Search the entries for the word "icon". Copy each line in which it is found.

Interface dataset entries:
* * * *
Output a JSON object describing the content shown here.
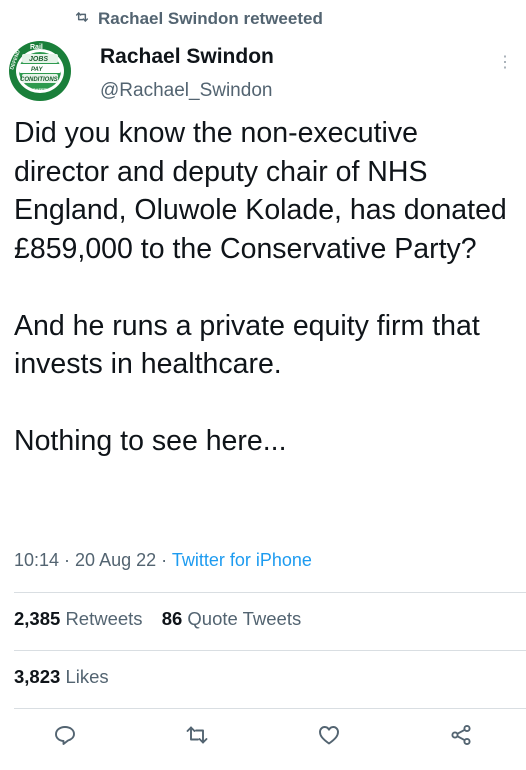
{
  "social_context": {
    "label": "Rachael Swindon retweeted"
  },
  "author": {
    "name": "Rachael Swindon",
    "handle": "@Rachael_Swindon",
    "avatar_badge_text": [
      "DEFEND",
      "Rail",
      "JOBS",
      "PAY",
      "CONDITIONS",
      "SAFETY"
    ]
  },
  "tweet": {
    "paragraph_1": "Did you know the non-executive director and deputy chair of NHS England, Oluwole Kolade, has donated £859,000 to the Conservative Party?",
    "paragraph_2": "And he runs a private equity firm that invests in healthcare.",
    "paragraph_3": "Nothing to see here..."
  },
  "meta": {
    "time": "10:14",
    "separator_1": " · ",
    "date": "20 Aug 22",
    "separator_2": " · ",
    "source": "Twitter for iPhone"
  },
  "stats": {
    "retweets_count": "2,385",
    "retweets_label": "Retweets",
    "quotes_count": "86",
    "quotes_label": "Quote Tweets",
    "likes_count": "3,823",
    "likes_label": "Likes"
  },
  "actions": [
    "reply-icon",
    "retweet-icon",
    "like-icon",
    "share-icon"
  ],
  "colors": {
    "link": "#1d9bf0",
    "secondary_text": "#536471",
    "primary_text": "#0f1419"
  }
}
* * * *
▸ **ANSWER TO THE EXERCISE**
    "reply-icon",
    "retweet-icon",
    "like-icon",
    "share-icon"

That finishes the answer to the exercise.